The movie reminds of Kamal Swaroop’s imagery and Terrence Malick’s audacity, however director Anamika Haksar has aimed for her personal house within the realm of inventive non-fiction
Presenting a kaleidoscopic view of Outdated Delhi, Anamika Haksar’s ode to Shahjahanabad captures the drama of actual life in all its hues. Taking us past the romantised model of the Walled Metropolis, Anamika probes and recreates the goals and nightmares of the poor and the dispossessed and finds there’s a lot to cherish, a lot to ponder.
There are moments the place you’re feeling you have got walked right into a museum of illusions solely to be nudged by a stark actuality, ready on the subsequent flip. A collage of various types of storytelling, it’s laborious to suit Ghode Ko Jalebi Khilane Ja Riya Hoon into one style. It reminds of Kamal Swaroop’s imagery and Terrence Malick’s audacity, however Anamika has aimed for her personal house within the realm of inventive non-fiction. It wanders and meanders, however finds a method with the viewers who is able to lend each eyes and ears to the experiment. There are strands that appear disjointed, however so are the lives of people who the movie speaks about.
Drawn from the interviews of the pickpockets, every day wage labourers, rickshaw pullers, band wallahs, avenue distributors, drug addicts, and rubbish collectors that populate the realm, Haksar, a seasoned theatre practitioner, laces the narrative with the sights and sounds that always stay unseen, unheard in our cinema.
Those that have seen Outdated Delhi solely via a touristy lens will discover it baffling; those that have examine it as a part of subaltern research will name it surreal.
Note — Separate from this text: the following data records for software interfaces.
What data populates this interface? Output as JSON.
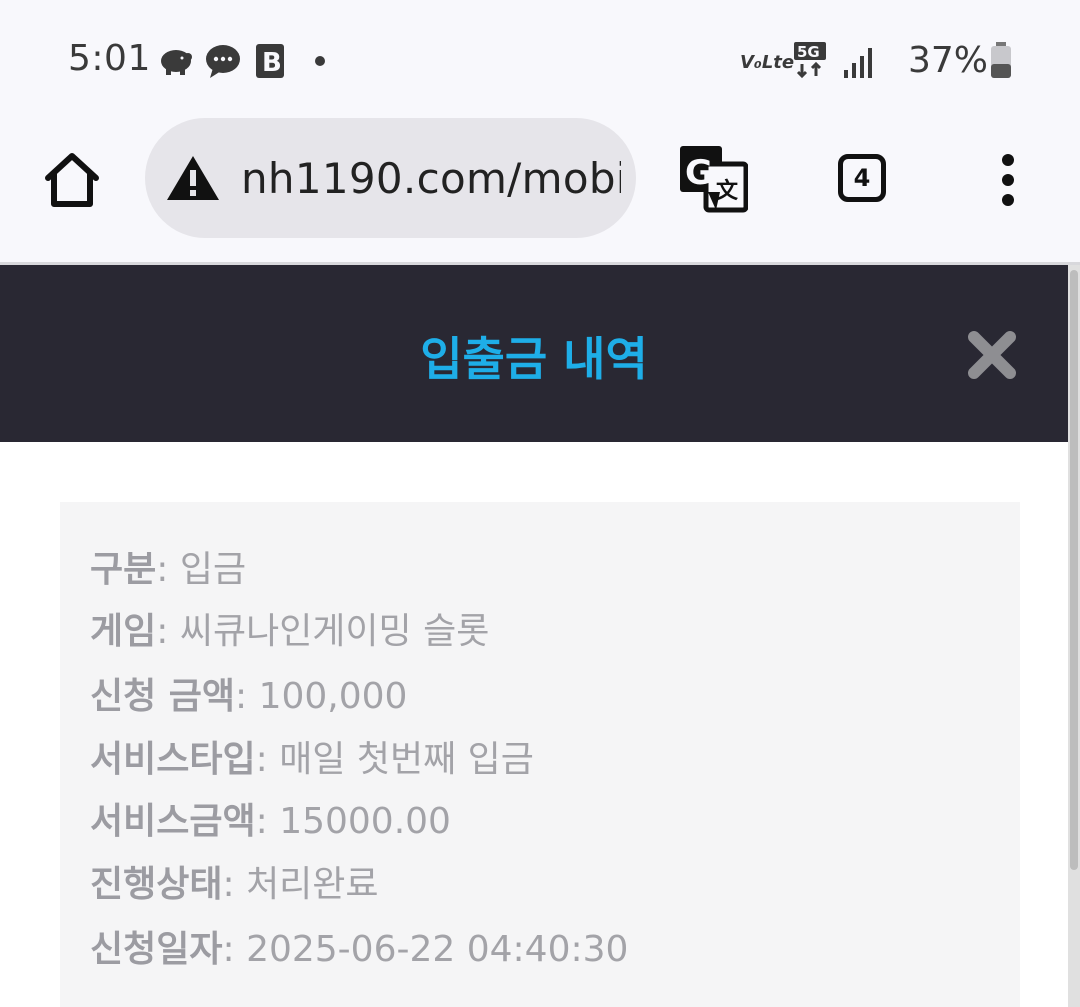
{
  "status_bar": {
    "time": "5:01",
    "battery": "37%",
    "network": "5G"
  },
  "browser": {
    "url": "nh1190.com/mobi",
    "tab_count": "4"
  },
  "modal": {
    "title": "입출금 내역",
    "rows": [
      {
        "label": "구분",
        "value": "입금"
      },
      {
        "label": "게임",
        "value": "씨큐나인게이밍 슬롯"
      },
      {
        "label": "신청 금액",
        "value": "100,000"
      },
      {
        "label": "서비스타입",
        "value": "매일 첫번째 입금"
      },
      {
        "label": "서비스금액",
        "value": "15000.00"
      },
      {
        "label": "진행상태",
        "value": "처리완료"
      },
      {
        "label": "신청일자",
        "value": "2025-06-22 04:40:30"
      }
    ]
  },
  "colors": {
    "header_bg": "#292833",
    "title": "#1eaee8",
    "box_bg": "#f5f5f6",
    "text": "#a3a3a8"
  }
}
However those that have smelt Khari Baoli will simply get the whiff of what Anamika has conjured up in two hours.
The title would possibly counsel a specific dialect, however the movie suggests how Delhi is a melting pot of individuals with totally different accents and cultures. If it talks of Mirza Ghalib, it additionally mentions Pandit Amarnath and juxtaposes the bigotry of emperor Aurangzeb with the humility of individuals’s faqir Sarmad. It refers to a convention that’s fading away. The place an Urdu speaker is just not judged by his faith, the place a plateful of meals can nonetheless be purchased for ₹10, and the place life is droll in order that when you find yourself at work, you may take your horse to have jalebi, as a substitute of grass.
Anamika has drawn some thoroughbred theatre artists to current the never-say-die spirit of the town. The plot revolves round pickpocket Patru who doubles as a musician in a marriage band (Ravindra Sahu), a avenue meals vendor Chhadaami (Raghubir Yadav), vacationer information Akash Jain (Lokesh Jain), and every day wager Lal Bihari (N Gopalan). She has positioned the actors in actual environment with actual individuals and their peeves.
All of the enjoyable and puns about pockets being picked and unsuspecting vacationers being fooled, alternates with heart-rending references to on a regular basis sexual abuse and starvation in labyrinthine lanes the place life and loss of life stay in shut proximity. The place the lifeless are eliminated and the beggars are relocated solely to search out their method again on the streets. It raises pertinent questions on exploitation of labour, unemployment, and simmering discontent that always finds reflection in goals, fastidiously designed by Soumitra Ranade.
The animation doesn’t try and beguile you; it solely helps you in taking nearer to the truth behind the fantasies of those individuals the place rats, snakes, and corpses abound. Equally, cinematographer Saumyananda Saha’s frames are creative portraits of the widespread man, immersed in on a regular basis chaos.
Watch it see what lies beneath the facade of the nationwide Capital, watch it to expertise what the have-nots dream about. There’s a scene the place any person asks Patru what is going to he do if he will get Allauddin’s lamp. The pickpocket says he’ll distribute the presents equally. Maybe, the musician in him took over at that second…